Postcards could be considered the first form of social media, like Twitter, short and sweet. Maybe you collect postcards as some collect “likes” on Facebook. Or pin postcards to your bulletin board like Pinterest. Who hasn’t sent or received a postcard at some time?
History of the postcard
Postcards have probably been around as long as the postal service. The earliest known picture postcard was a hand-painted design on card stock posted in London in 1840. Postcards in the US started off as hand written advertising to influence customers. The first printed souvenir postcards were created in 1893 to advertise the World’s Columbian Exposition in Chicago.
Only the US Post Office was allowed to print postcards until 1898 and you could only write the sendees address on the front of the postcard where the stamp went. Some senders wrote a message around the image on the reverse side in the tiniest of scripts. Tweet.
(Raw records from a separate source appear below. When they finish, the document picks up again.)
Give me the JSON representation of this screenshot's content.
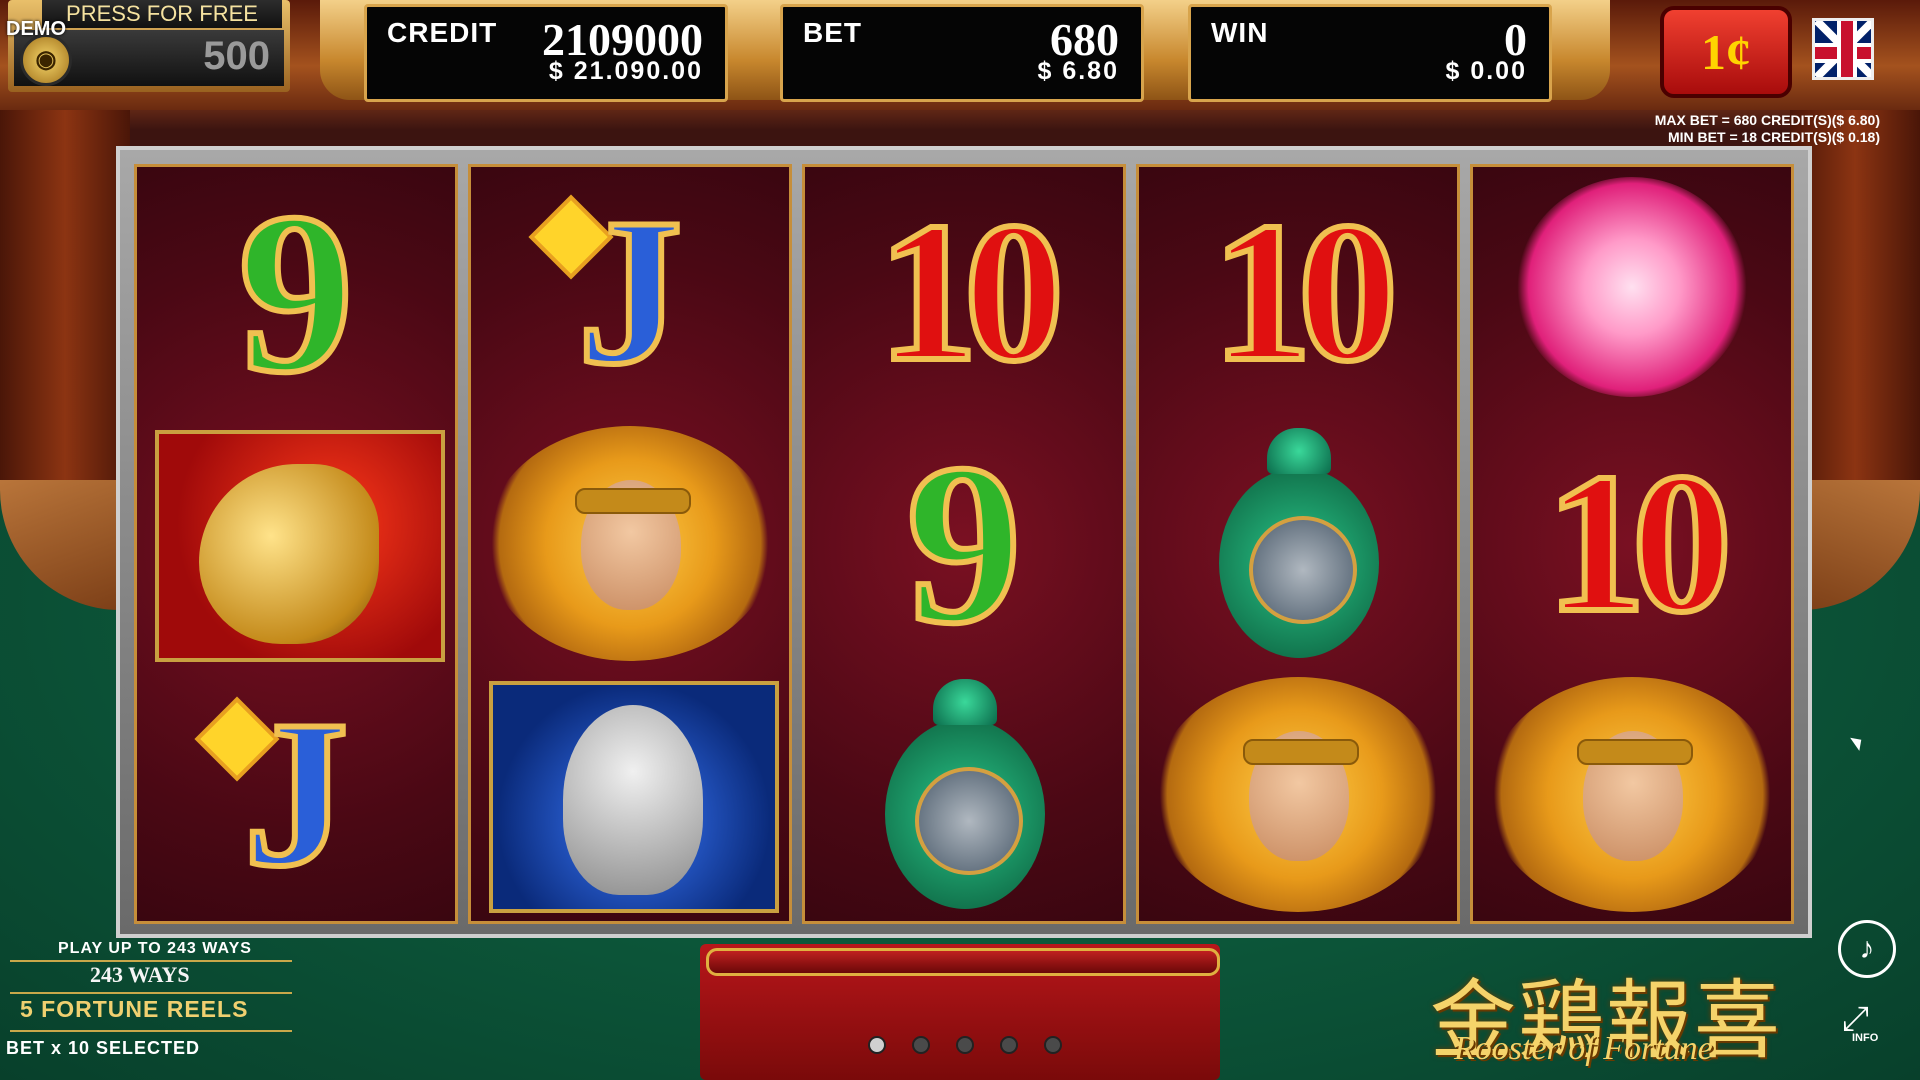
{
  "demo_label": "DEMO",
  "free_play": {
    "label": "PRESS FOR FREE PLAY",
    "value": "500"
  },
  "meters": {
    "credit": {
      "label": "CREDIT",
      "value": "2109000",
      "money": "$ 21.090.00"
    },
    "bet": {
      "label": "BET",
      "value": "680",
      "money": "$ 6.80"
    },
    "win": {
      "label": "WIN",
      "value": "0",
      "money": "$ 0.00"
    }
  },
  "denomination": "1¢",
  "bet_limits": {
    "max": "MAX BET = 680 CREDIT(S)($ 6.80)",
    "min": "MIN BET = 18 CREDIT(S)($ 0.18)"
  },
  "reels": [
    [
      "9",
      "rooster",
      "J"
    ],
    [
      "J",
      "monkey",
      "elephant"
    ],
    [
      "10",
      "9",
      "vase"
    ],
    [
      "10",
      "vase",
      "monkey"
    ],
    [
      "peony",
      "10",
      "monkey"
    ]
  ],
  "ways_panel": {
    "line1": "PLAY UP TO 243 WAYS",
    "line2": "243 WAYS",
    "line3": "5 FORTUNE REELS",
    "line4": "BET x 10 SELECTED"
  },
  "page_dots": 5,
  "active_dot": 0,
  "title": {
    "cn": "金鶏報喜",
    "en": "Rooster of Fortune"
  },
  "info_label": "INFO",
  "icons": {
    "sound": "speaker-icon",
    "fullscreen": "expand-icon",
    "language": "uk-flag-icon"
  },
  "colors": {
    "accent": "#d8a44c",
    "denom_bg": "#d81a10",
    "reel_bg": "#5a0c18"
  }
}
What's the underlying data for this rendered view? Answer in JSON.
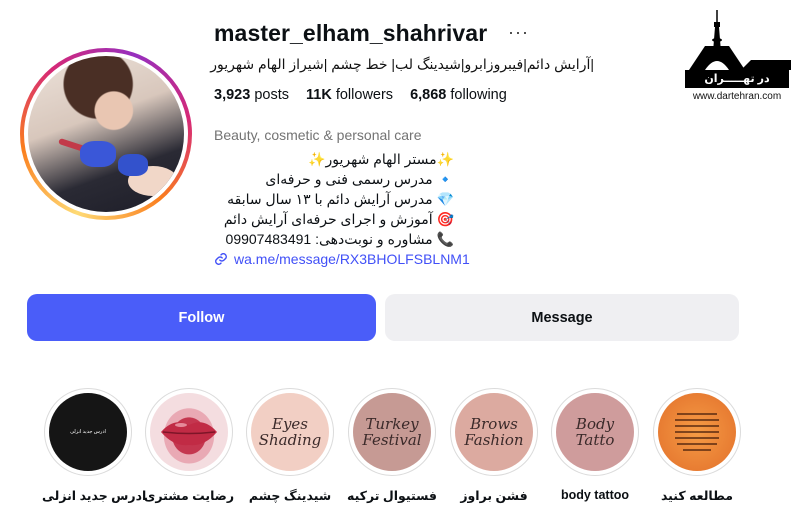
{
  "profile": {
    "username": "master_elham_shahrivar",
    "full_name": "|آرایش دائم|فیبروزابرو|شیدینگ لب| خط چشم |شیراز الهام شهریور",
    "category": "Beauty, cosmetic & personal care",
    "link": "wa.me/message/RX3BHOLFSBLNM1"
  },
  "stats": {
    "posts_count": "3,923",
    "posts_label": "posts",
    "followers_count": "11K",
    "followers_label": "followers",
    "following_count": "6,868",
    "following_label": "following"
  },
  "bio": [
    "✨مستر الهام شهریور✨",
    "🔹 مدرس رسمی فنی و حرفه‌ای",
    "💎 مدرس آرایش دائم با ۱۳ سال سابقه",
    "🎯 آموزش و اجرای حرفه‌ای آرایش دائم",
    "📞 مشاوره و نوبت‌دهی: 09907483491"
  ],
  "buttons": {
    "follow": "Follow",
    "message": "Message"
  },
  "more_icon": "···",
  "watermark": {
    "bar_text": "در تهـــــران",
    "url": "www.dartehran.com"
  },
  "highlights": [
    {
      "label": "ادرس جدید انزلی",
      "cover_text": "ادرس جدید انزلی"
    },
    {
      "label": "رضایت مشتری",
      "cover_text": ""
    },
    {
      "label": "شیدینگ چشم",
      "cover_text": "Eyes Shading"
    },
    {
      "label": "فستیوال ترکیه",
      "cover_text": "Turkey Festival"
    },
    {
      "label": "فشن براوز",
      "cover_text": "Brows Fashion"
    },
    {
      "label": "body tattoo",
      "cover_text": "Body Tatto"
    },
    {
      "label": "مطالعه کنید",
      "cover_text": ""
    }
  ],
  "colors": {
    "follow_button": "#4a5df9",
    "message_button": "#efeff2",
    "link": "#4150f7",
    "category": "#737373"
  }
}
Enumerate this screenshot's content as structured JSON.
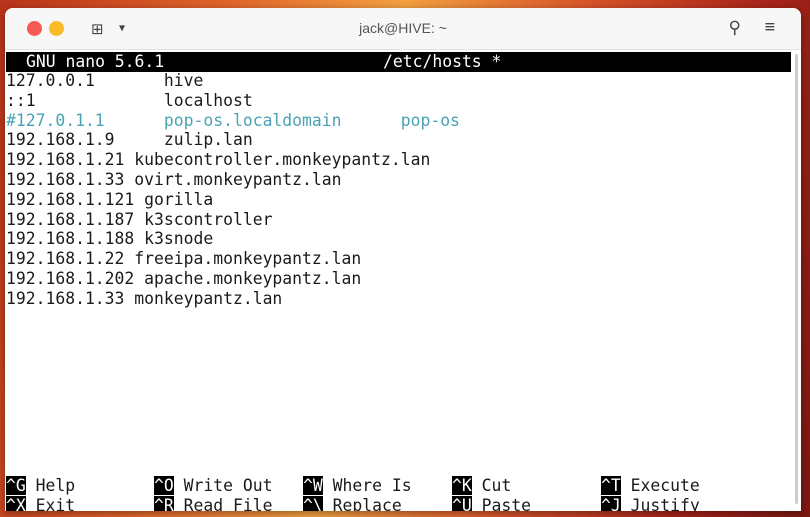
{
  "window": {
    "title": "jack@HIVE: ~"
  },
  "nano": {
    "version": "GNU nano 5.6.1",
    "filename": "/etc/hosts *"
  },
  "lines": [
    {
      "text": "127.0.0.1       hive",
      "comment": false
    },
    {
      "text": "::1             localhost",
      "comment": false
    },
    {
      "text": "#127.0.1.1      pop-os.localdomain      pop-os",
      "comment": true
    },
    {
      "text": "192.168.1.9     zulip.lan",
      "comment": false
    },
    {
      "text": "192.168.1.21 kubecontroller.monkeypantz.lan",
      "comment": false
    },
    {
      "text": "192.168.1.33 ovirt.monkeypantz.lan",
      "comment": false
    },
    {
      "text": "192.168.1.121 gorilla",
      "comment": false
    },
    {
      "text": "192.168.1.187 k3scontroller",
      "comment": false
    },
    {
      "text": "192.168.1.188 k3snode",
      "comment": false
    },
    {
      "text": "192.168.1.22 freeipa.monkeypantz.lan",
      "comment": false
    },
    {
      "text": "192.168.1.202 apache.monkeypantz.lan",
      "comment": false
    },
    {
      "text": "192.168.1.33 monkeypantz.lan",
      "comment": false
    }
  ],
  "shortcuts": [
    [
      {
        "key": "^G",
        "label": "Help"
      },
      {
        "key": "^X",
        "label": "Exit"
      }
    ],
    [
      {
        "key": "^O",
        "label": "Write Out"
      },
      {
        "key": "^R",
        "label": "Read File"
      }
    ],
    [
      {
        "key": "^W",
        "label": "Where Is"
      },
      {
        "key": "^\\",
        "label": "Replace"
      }
    ],
    [
      {
        "key": "^K",
        "label": "Cut"
      },
      {
        "key": "^U",
        "label": "Paste"
      }
    ],
    [
      {
        "key": "^T",
        "label": "Execute"
      },
      {
        "key": "^J",
        "label": "Justify"
      }
    ]
  ]
}
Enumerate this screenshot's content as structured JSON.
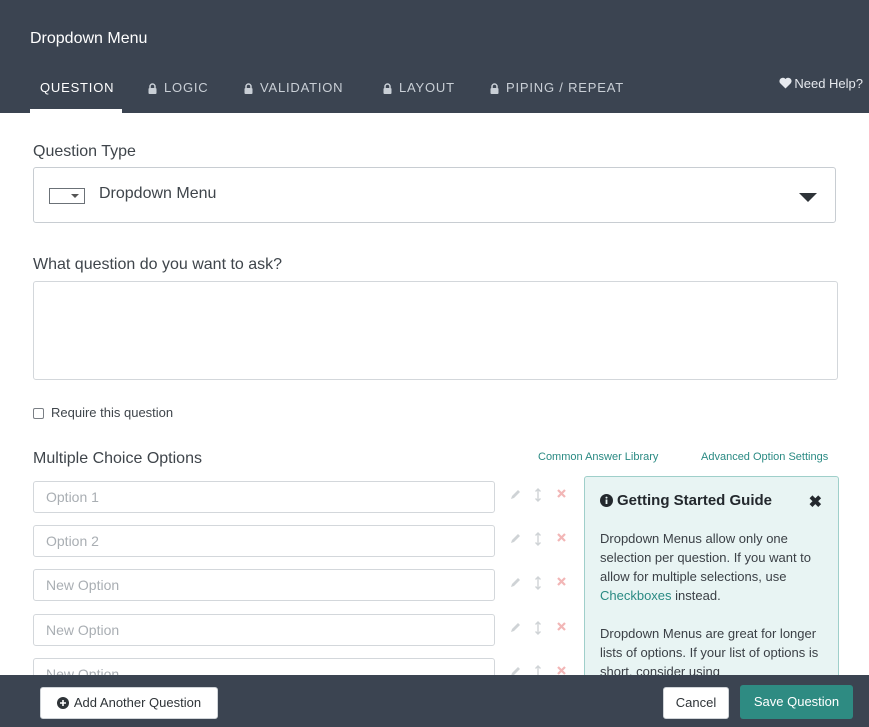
{
  "header": {
    "title": "Dropdown Menu",
    "tabs": [
      {
        "label": "QUESTION",
        "locked": false,
        "active": true
      },
      {
        "label": "LOGIC",
        "locked": true
      },
      {
        "label": "VALIDATION",
        "locked": true
      },
      {
        "label": "LAYOUT",
        "locked": true
      },
      {
        "label": "PIPING / REPEAT",
        "locked": true
      }
    ],
    "help_label": "Need Help?"
  },
  "question_type": {
    "label": "Question Type",
    "selected": "Dropdown Menu"
  },
  "question_text": {
    "label": "What question do you want to ask?",
    "value": ""
  },
  "require": {
    "label": "Require this question",
    "checked": false
  },
  "options": {
    "label": "Multiple Choice Options",
    "common_library_link": "Common Answer Library",
    "advanced_link": "Advanced Option Settings",
    "items": [
      {
        "placeholder": "Option 1"
      },
      {
        "placeholder": "Option 2"
      },
      {
        "placeholder": "New Option"
      },
      {
        "placeholder": "New Option"
      },
      {
        "placeholder": "New Option"
      }
    ]
  },
  "guide": {
    "title": "Getting Started Guide",
    "close": "✖",
    "para1_pre": "Dropdown Menus allow only one selection per question. If you want to allow for multiple selections, use ",
    "para1_link": "Checkboxes",
    "para1_post": " instead.",
    "para2": "Dropdown Menus are great for longer lists of options. If your list of options is short, consider using"
  },
  "footer": {
    "add_label": "Add Another Question",
    "cancel_label": "Cancel",
    "save_label": "Save Question"
  },
  "colors": {
    "header_bg": "#3b4451",
    "accent": "#2e8b82",
    "guide_bg": "#e8f4f3"
  }
}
Nine years later the divided postcard was allowed so the address could be written on one side of the line along with the stamp and a message on the other.
An 1873 postcard required a 1₵ stamp and after 100 years of slow increase in price reached double digits in 1978 at 10₵. We currently spend 32₵ in the US.
Facebook is surely a faster method of communication and may still be free but how many times do you look back at an old message even if there’s a picture attached? Do you tape them to your refrigerator?
I remember as a kid how excited I’d get when I got mail, and a postcard from some far away land was even better. I’d pin it to a bulletin board, one made of cork, with tacks. Today I get email. This is usually faster and even more often comes from different parts of the world.
Deltiologists are collectors of postcards. Some collectors choose to limit their acquisitions to cards by specific artists and publishers, or by time and location. Worldwide, deltiology is thought to be the third largest hobby after stamp and coin collecting.
Don’t we all collect something? Can we be Pinterestologists?
Souvenirs and memories
Before convenient photography was available for the general public postcards provided an image to remember a place visited or to send a quick note to family and friends. You didn’t even need an envelope and could send one to yourself.
Decades ago when I visited over a dozen US National Parks I bought at least one postcard at every park just in case my cheapo camera failed. Plus I stamped the park’s passport stamp on the back for the date because I knew I’d never remember a special book for that.
Scrapbooks full of postcards are similar to jpgs on your computer and Instagram sends those precious memories into cyberspace.
Postcards from South Africa
While traveling in South Africa I’ll be visiting a lot of interesting places and parks. I plan to buy postcards and send them to you. All you have to do is leave a comment below. Twelve people will be chosen to have a postcard sent from me and when received I ask you to post the postcard on your blog, if you have one, or on Geogypsy’s Facebook page. I will post the chosen recipients on January 25th which marks one week until I leave.
This may be a little slower than the current social media. But then who doesn’t like to receive snail-mail that’s not a bill?